**Aim of the exercise**
In the copy of these records, include no pictures and change nothing else.

---*---

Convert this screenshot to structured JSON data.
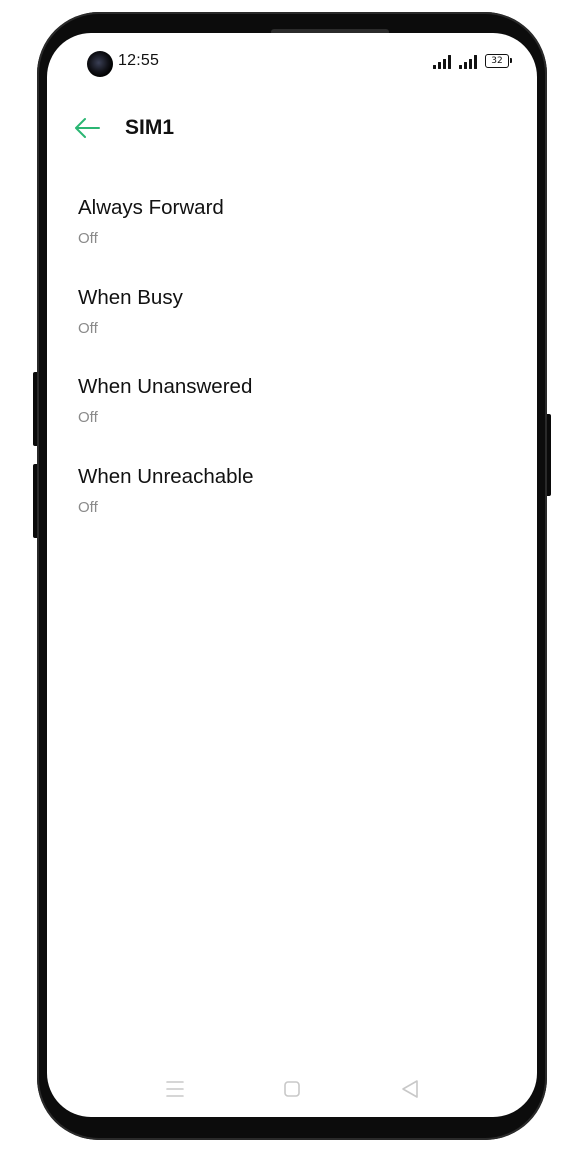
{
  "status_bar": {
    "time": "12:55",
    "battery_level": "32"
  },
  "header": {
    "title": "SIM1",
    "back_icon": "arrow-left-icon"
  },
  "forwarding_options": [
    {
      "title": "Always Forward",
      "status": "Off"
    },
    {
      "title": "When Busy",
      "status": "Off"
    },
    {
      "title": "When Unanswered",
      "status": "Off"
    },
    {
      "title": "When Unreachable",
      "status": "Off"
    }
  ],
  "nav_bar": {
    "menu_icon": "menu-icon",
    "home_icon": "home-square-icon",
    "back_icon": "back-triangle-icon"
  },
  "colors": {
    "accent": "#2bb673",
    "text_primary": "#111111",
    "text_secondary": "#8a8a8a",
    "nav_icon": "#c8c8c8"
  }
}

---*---

**Written reply**
Convert this screenshot to structured JSON data.
{
  "status_bar": {
    "time": "12:55",
    "battery_level": "32"
  },
  "header": {
    "title": "SIM1",
    "back_icon": "arrow-left-icon"
  },
  "forwarding_options": [
    {
      "title": "Always Forward",
      "status": "Off"
    },
    {
      "title": "When Busy",
      "status": "Off"
    },
    {
      "title": "When Unanswered",
      "status": "Off"
    },
    {
      "title": "When Unreachable",
      "status": "Off"
    }
  ],
  "nav_bar": {
    "menu_icon": "menu-icon",
    "home_icon": "home-square-icon",
    "back_icon": "back-triangle-icon"
  },
  "colors": {
    "accent": "#2bb673",
    "text_primary": "#111111",
    "text_secondary": "#8a8a8a",
    "nav_icon": "#c8c8c8"
  }
}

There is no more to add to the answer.